Ken’s latest two films, I, Daniel Blake and Sorry We Missed You, are both set in the North East and vividly explore stories relating to monetary issues, the benefits system and food banks. On December 4, Loach and screenplay writer Paul Laverty took centre stage for an exclusive In Conversation With event at Newcastle’s Lit & Phil to discuss the creative thought processes behind their filmmaking, politics and the current economic climate in the UK.
The largest independent library outside of London, The Lit & Phil is home to over 170,000 books and has become a cultural hub due to its busy events programme and performance space. During filming for both I, Daniel Blake and Sorry We Missed You, Ken and Paul used the building for auditions and important production decisions were made among the historic bookshelves.
Paul reflected at the event: “There are times when it’s impossible to work here because it’s so full of life. “You could create a whole film around the buzz of activity in the building. It’s a real jewel and an absolute pleasure to be back.”
Addressing a packed room, Ken and Paul delved into the reasoning behind their film creations and their profound connections to the North East.

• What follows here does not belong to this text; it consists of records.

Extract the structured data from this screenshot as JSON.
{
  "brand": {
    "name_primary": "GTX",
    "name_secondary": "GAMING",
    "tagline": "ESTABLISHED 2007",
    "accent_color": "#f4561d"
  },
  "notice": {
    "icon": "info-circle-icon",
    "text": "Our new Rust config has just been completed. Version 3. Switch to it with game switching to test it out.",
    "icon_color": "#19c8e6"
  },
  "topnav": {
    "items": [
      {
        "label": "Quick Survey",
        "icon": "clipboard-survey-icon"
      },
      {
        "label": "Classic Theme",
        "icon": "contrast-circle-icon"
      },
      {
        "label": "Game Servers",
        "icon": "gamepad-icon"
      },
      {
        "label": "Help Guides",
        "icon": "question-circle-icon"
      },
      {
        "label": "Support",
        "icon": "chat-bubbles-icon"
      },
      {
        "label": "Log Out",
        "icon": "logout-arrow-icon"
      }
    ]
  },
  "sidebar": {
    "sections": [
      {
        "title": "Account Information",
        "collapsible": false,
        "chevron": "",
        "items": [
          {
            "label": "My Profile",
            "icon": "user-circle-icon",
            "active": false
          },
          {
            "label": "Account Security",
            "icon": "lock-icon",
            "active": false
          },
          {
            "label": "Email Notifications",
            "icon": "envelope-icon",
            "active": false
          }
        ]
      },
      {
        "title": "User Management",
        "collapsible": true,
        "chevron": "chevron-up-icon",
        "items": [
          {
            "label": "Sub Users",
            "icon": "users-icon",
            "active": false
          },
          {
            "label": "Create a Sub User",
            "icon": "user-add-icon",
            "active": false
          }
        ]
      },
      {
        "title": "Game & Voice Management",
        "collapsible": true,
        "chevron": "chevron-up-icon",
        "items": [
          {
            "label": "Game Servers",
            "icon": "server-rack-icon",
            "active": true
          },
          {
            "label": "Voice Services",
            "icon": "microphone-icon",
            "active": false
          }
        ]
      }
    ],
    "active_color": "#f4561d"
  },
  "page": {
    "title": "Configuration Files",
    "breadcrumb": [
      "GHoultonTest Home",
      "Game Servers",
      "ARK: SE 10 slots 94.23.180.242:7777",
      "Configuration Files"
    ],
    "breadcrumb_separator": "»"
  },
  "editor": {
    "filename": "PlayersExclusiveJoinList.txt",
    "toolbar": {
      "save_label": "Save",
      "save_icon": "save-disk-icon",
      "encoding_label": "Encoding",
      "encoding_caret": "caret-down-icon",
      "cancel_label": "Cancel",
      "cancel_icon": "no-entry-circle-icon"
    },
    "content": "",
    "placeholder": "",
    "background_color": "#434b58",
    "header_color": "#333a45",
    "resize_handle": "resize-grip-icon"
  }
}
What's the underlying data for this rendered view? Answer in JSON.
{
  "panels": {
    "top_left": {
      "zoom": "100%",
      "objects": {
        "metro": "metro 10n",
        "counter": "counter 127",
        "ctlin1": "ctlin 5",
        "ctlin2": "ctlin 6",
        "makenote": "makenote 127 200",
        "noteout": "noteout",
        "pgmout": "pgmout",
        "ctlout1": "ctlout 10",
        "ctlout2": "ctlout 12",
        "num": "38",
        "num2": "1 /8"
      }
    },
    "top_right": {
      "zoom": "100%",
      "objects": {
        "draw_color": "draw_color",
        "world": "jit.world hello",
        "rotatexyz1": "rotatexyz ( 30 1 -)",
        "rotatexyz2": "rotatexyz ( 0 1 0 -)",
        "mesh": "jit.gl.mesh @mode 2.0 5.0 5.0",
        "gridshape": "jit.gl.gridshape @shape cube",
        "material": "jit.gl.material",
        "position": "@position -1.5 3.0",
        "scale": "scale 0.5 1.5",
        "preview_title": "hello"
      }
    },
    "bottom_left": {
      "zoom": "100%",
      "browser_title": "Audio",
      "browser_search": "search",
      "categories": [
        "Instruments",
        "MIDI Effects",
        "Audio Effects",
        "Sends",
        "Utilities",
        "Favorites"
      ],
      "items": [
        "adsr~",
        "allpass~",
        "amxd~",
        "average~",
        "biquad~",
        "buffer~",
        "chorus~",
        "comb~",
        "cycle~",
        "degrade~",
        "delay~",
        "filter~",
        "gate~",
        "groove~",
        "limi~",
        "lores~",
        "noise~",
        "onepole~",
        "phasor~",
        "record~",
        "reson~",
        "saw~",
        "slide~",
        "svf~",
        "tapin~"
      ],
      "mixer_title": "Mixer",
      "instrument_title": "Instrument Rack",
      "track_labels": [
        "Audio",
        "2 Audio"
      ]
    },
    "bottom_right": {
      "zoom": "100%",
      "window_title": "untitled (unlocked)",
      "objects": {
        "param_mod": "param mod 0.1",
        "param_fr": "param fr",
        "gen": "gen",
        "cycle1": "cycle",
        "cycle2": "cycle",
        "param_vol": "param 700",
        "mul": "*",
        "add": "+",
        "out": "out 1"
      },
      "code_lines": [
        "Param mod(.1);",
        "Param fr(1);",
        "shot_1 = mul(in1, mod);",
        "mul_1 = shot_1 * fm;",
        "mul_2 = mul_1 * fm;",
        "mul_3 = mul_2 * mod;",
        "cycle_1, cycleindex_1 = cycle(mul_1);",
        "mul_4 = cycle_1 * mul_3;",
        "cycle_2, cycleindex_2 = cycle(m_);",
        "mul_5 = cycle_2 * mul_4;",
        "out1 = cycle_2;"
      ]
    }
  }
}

Ken explained: “We began creating I, Daniel Blake when Paul and I were discussing the poor and cruelty poverty that individuals have experienced as a result of social security in the UK. And because of what we discovered, we began to think about Sorry We Missed You as we were filming.
“What struck us was the number of people who needed food and charity to eat,” the filmmaker continued. “We felt that they were stories that needed to be told. The central idea from Sorry We Missed You is that the issues faced aren’t seen at work or out in public, they’re seen at home. When you’re exhausted, tensions arise and so it became a story of a family.”
Ken Loach’s films often prompt feelings of overwhelming sadness and anger from audiences, by exposing intense social injustices.
The director of Cathy Come Home and Kes, however, hopes his work has a purpose beyond art alone, believing it can help stimulate real-world improvements.
“There’s a differentiation between public anger and social outrage, which we have to channel into politics,” he told The Lit & Phil audience. “There are people out there who are under stress but they don’t necessarily have the public platform like we do.
“You can’t work when you’re angry and in that state of mind. There has to be a sense of ease.”
As the setting of his latest two films, the North East has been in the limelight and awareness has been raised around the local landscape and charities such as the Newcastle West End Food Bank. When asked by an audience member why he made the decision to come back to the region a second time for Sorry We Missed You, Ken simply claimed: “it’s a joy to work here.”
He continued: “The culture [in the North East] is very rich and as such, it becomes part of the film. The language here is very special and the strength of that language is visually stunning.”
Alongside his stark storytelling, Ken has also been famed for his use of lesser-known actors, something he and Paul were especially keen to implement in portraying life in the North East. Specifically referencing I, Daniel Blake & Sorry We Missed You, Ken claims the actors and actresses featured could shape a narrative even further through their ability to take a fictional situation and make it credible.
“With film acting you need that moment of truth in the eyes,” the filmmaker says. “It’s a different technique and it has to be palpable – it’s very exciting when it happens. That’s when you get that genuine interaction and reaction between people.”
It’s evident that Ken and Paul’s films have been and will likely continue to be more than just art. The messages shared and the topics raised are intended to spark those wider conversations to promote change.
Paul concluded the event by saying: “One thing that attracted us to I, Daniel Blake was a figure that 32 per cent of benefits were fraudulently claimed, which is untrue. The film helped us to humanise a story of a very complex system. We need to challenge and take control of a narrative to create an economy around social need.”